- Required work:
Please return each line of the listing below exactly as written.

- Input data:
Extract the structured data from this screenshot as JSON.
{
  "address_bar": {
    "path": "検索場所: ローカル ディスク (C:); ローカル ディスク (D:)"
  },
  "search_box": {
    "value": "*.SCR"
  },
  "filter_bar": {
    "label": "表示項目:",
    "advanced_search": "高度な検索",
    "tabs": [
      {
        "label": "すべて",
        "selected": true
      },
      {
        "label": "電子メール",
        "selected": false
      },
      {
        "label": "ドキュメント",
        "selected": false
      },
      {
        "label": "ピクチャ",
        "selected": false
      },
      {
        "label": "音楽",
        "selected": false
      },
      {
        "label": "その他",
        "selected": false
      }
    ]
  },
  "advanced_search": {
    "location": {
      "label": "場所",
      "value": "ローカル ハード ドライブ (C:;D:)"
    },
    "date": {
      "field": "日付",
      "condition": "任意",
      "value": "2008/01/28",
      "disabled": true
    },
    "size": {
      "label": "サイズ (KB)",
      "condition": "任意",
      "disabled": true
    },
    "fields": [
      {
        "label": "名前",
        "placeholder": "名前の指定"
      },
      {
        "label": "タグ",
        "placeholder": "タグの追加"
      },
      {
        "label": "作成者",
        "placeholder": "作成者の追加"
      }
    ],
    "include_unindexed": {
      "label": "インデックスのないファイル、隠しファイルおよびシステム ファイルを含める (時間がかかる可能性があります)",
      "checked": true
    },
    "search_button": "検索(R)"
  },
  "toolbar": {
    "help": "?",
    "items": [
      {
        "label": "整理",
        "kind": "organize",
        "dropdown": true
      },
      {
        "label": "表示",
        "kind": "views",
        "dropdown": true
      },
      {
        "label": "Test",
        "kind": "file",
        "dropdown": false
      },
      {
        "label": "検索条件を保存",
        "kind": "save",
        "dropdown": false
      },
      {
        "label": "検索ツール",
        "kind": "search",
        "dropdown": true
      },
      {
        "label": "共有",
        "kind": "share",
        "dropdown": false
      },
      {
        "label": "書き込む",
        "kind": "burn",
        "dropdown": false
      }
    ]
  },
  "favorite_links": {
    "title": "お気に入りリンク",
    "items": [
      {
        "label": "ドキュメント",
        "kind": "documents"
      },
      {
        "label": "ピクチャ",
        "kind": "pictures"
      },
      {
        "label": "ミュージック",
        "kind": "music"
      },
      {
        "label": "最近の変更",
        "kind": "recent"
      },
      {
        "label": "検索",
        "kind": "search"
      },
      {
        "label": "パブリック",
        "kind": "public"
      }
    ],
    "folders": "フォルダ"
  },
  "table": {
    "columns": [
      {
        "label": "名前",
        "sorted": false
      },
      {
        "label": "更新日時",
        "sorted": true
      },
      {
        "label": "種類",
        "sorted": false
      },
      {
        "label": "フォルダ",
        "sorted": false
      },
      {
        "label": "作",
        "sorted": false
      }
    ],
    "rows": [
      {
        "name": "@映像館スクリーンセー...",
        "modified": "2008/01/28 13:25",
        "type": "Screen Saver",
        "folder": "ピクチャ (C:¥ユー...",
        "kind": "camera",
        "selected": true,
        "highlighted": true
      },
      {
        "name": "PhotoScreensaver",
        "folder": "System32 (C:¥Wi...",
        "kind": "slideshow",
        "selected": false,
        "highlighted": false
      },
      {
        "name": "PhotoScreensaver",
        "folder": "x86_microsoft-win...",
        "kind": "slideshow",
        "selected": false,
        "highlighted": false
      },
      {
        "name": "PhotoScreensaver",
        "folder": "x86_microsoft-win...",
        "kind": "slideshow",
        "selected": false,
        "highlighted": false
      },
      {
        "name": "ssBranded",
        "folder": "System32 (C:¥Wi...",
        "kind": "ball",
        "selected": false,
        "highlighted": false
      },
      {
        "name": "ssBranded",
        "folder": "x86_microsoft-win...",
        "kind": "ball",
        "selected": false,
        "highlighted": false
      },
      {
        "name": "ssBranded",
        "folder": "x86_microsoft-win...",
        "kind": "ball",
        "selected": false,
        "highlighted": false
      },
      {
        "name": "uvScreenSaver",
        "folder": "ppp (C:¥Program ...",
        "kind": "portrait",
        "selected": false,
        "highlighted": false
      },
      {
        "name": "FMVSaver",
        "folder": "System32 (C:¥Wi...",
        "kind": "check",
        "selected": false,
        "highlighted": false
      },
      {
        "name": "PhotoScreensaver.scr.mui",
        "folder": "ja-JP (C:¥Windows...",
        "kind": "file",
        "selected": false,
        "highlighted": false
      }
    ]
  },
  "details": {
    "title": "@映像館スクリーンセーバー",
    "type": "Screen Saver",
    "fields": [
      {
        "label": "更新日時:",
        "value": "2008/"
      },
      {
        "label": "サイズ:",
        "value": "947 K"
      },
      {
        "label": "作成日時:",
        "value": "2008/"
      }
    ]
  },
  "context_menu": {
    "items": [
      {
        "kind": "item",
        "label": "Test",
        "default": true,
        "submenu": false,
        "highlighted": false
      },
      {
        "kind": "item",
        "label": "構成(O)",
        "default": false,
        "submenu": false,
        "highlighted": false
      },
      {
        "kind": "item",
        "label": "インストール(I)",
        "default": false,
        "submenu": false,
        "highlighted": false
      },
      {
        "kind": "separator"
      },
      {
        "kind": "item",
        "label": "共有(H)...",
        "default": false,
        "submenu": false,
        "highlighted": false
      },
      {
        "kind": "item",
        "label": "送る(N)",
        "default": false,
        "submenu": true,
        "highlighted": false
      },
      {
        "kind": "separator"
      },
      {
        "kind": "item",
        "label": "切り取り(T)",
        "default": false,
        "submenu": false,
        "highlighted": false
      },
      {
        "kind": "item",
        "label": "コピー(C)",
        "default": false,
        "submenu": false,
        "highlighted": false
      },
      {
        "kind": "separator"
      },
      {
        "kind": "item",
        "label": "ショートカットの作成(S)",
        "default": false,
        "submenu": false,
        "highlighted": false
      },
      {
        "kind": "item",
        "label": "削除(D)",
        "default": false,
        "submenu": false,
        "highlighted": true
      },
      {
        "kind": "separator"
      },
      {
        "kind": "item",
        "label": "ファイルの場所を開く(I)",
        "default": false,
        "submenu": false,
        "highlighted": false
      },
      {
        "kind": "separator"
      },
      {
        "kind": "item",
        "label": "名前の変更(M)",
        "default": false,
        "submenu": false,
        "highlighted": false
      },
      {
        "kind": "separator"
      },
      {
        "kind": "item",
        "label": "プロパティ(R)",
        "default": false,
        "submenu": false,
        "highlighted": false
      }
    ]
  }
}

- Result for this exercise:
Extract the structured data from this screenshot as JSON.
{
  "address_bar": {
    "path": "検索場所: ローカル ディスク (C:); ローカル ディスク (D:)"
  },
  "search_box": {
    "value": "*.SCR"
  },
  "filter_bar": {
    "label": "表示項目:",
    "advanced_search": "高度な検索",
    "tabs": [
      {
        "label": "すべて",
        "selected": true
      },
      {
        "label": "電子メール",
        "selected": false
      },
      {
        "label": "ドキュメント",
        "selected": false
      },
      {
        "label": "ピクチャ",
        "selected": false
      },
      {
        "label": "音楽",
        "selected": false
      },
      {
        "label": "その他",
        "selected": false
      }
    ]
  },
  "advanced_search": {
    "location": {
      "label": "場所",
      "value": "ローカル ハード ドライブ (C:;D:)"
    },
    "date": {
      "field": "日付",
      "condition": "任意",
      "value": "2008/01/28",
      "disabled": true
    },
    "size": {
      "label": "サイズ (KB)",
      "condition": "任意",
      "disabled": true
    },
    "fields": [
      {
        "label": "名前",
        "placeholder": "名前の指定"
      },
      {
        "label": "タグ",
        "placeholder": "タグの追加"
      },
      {
        "label": "作成者",
        "placeholder": "作成者の追加"
      }
    ],
    "include_unindexed": {
      "label": "インデックスのないファイル、隠しファイルおよびシステム ファイルを含める (時間がかかる可能性があります)",
      "checked": true
    },
    "search_button": "検索(R)"
  },
  "toolbar": {
    "help": "?",
    "items": [
      {
        "label": "整理",
        "kind": "organize",
        "dropdown": true
      },
      {
        "label": "表示",
        "kind": "views",
        "dropdown": true
      },
      {
        "label": "Test",
        "kind": "file",
        "dropdown": false
      },
      {
        "label": "検索条件を保存",
        "kind": "save",
        "dropdown": false
      },
      {
        "label": "検索ツール",
        "kind": "search",
        "dropdown": true
      },
      {
        "label": "共有",
        "kind": "share",
        "dropdown": false
      },
      {
        "label": "書き込む",
        "kind": "burn",
        "dropdown": false
      }
    ]
  },
  "favorite_links": {
    "title": "お気に入りリンク",
    "items": [
      {
        "label": "ドキュメント",
        "kind": "documents"
      },
      {
        "label": "ピクチャ",
        "kind": "pictures"
      },
      {
        "label": "ミュージック",
        "kind": "music"
      },
      {
        "label": "最近の変更",
        "kind": "recent"
      },
      {
        "label": "検索",
        "kind": "search"
      },
      {
        "label": "パブリック",
        "kind": "public"
      }
    ],
    "folders": "フォルダ"
  },
  "table": {
    "columns": [
      {
        "label": "名前",
        "sorted": false
      },
      {
        "label": "更新日時",
        "sorted": true
      },
      {
        "label": "種類",
        "sorted": false
      },
      {
        "label": "フォルダ",
        "sorted": false
      },
      {
        "label": "作",
        "sorted": false
      }
    ],
    "rows": [
      {
        "name": "@映像館スクリーンセー...",
        "modified": "2008/01/28 13:25",
        "type": "Screen Saver",
        "folder": "ピクチャ (C:¥ユー...",
        "kind": "camera",
        "selected": true,
        "highlighted": true
      },
      {
        "name": "PhotoScreensaver",
        "folder": "System32 (C:¥Wi...",
        "kind": "slideshow",
        "selected": false,
        "highlighted": false
      },
      {
        "name": "PhotoScreensaver",
        "folder": "x86_microsoft-win...",
        "kind": "slideshow",
        "selected": false,
        "highlighted": false
      },
      {
        "name": "PhotoScreensaver",
        "folder": "x86_microsoft-win...",
        "kind": "slideshow",
        "selected": false,
        "highlighted": false
      },
      {
        "name": "ssBranded",
        "folder": "System32 (C:¥Wi...",
        "kind": "ball",
        "selected": false,
        "highlighted": false
      },
      {
        "name": "ssBranded",
        "folder": "x86_microsoft-win...",
        "kind": "ball",
        "selected": false,
        "highlighted": false
      },
      {
        "name": "ssBranded",
        "folder": "x86_microsoft-win...",
        "kind": "ball",
        "selected": false,
        "highlighted": false
      },
      {
        "name": "uvScreenSaver",
        "folder": "ppp (C:¥Program ...",
        "kind": "portrait",
        "selected": false,
        "highlighted": false
      },
      {
        "name": "FMVSaver",
        "folder": "System32 (C:¥Wi...",
        "kind": "check",
        "selected": false,
        "highlighted": false
      },
      {
        "name": "PhotoScreensaver.scr.mui",
        "folder": "ja-JP (C:¥Windows...",
        "kind": "file",
        "selected": false,
        "highlighted": false
      }
    ]
  },
  "details": {
    "title": "@映像館スクリーンセーバー",
    "type": "Screen Saver",
    "fields": [
      {
        "label": "更新日時:",
        "value": "2008/"
      },
      {
        "label": "サイズ:",
        "value": "947 K"
      },
      {
        "label": "作成日時:",
        "value": "2008/"
      }
    ]
  },
  "context_menu": {
    "items": [
      {
        "kind": "item",
        "label": "Test",
        "default": true,
        "submenu": false,
        "highlighted": false
      },
      {
        "kind": "item",
        "label": "構成(O)",
        "default": false,
        "submenu": false,
        "highlighted": false
      },
      {
        "kind": "item",
        "label": "インストール(I)",
        "default": false,
        "submenu": false,
        "highlighted": false
      },
      {
        "kind": "separator"
      },
      {
        "kind": "item",
        "label": "共有(H)...",
        "default": false,
        "submenu": false,
        "highlighted": false
      },
      {
        "kind": "item",
        "label": "送る(N)",
        "default": false,
        "submenu": true,
        "highlighted": false
      },
      {
        "kind": "separator"
      },
      {
        "kind": "item",
        "label": "切り取り(T)",
        "default": false,
        "submenu": false,
        "highlighted": false
      },
      {
        "kind": "item",
        "label": "コピー(C)",
        "default": false,
        "submenu": false,
        "highlighted": false
      },
      {
        "kind": "separator"
      },
      {
        "kind": "item",
        "label": "ショートカットの作成(S)",
        "default": false,
        "submenu": false,
        "highlighted": false
      },
      {
        "kind": "item",
        "label": "削除(D)",
        "default": false,
        "submenu": false,
        "highlighted": true
      },
      {
        "kind": "separator"
      },
      {
        "kind": "item",
        "label": "ファイルの場所を開く(I)",
        "default": false,
        "submenu": false,
        "highlighted": false
      },
      {
        "kind": "separator"
      },
      {
        "kind": "item",
        "label": "名前の変更(M)",
        "default": false,
        "submenu": false,
        "highlighted": false
      },
      {
        "kind": "separator"
      },
      {
        "kind": "item",
        "label": "プロパティ(R)",
        "default": false,
        "submenu": false,
        "highlighted": false
      }
    ]
  }
}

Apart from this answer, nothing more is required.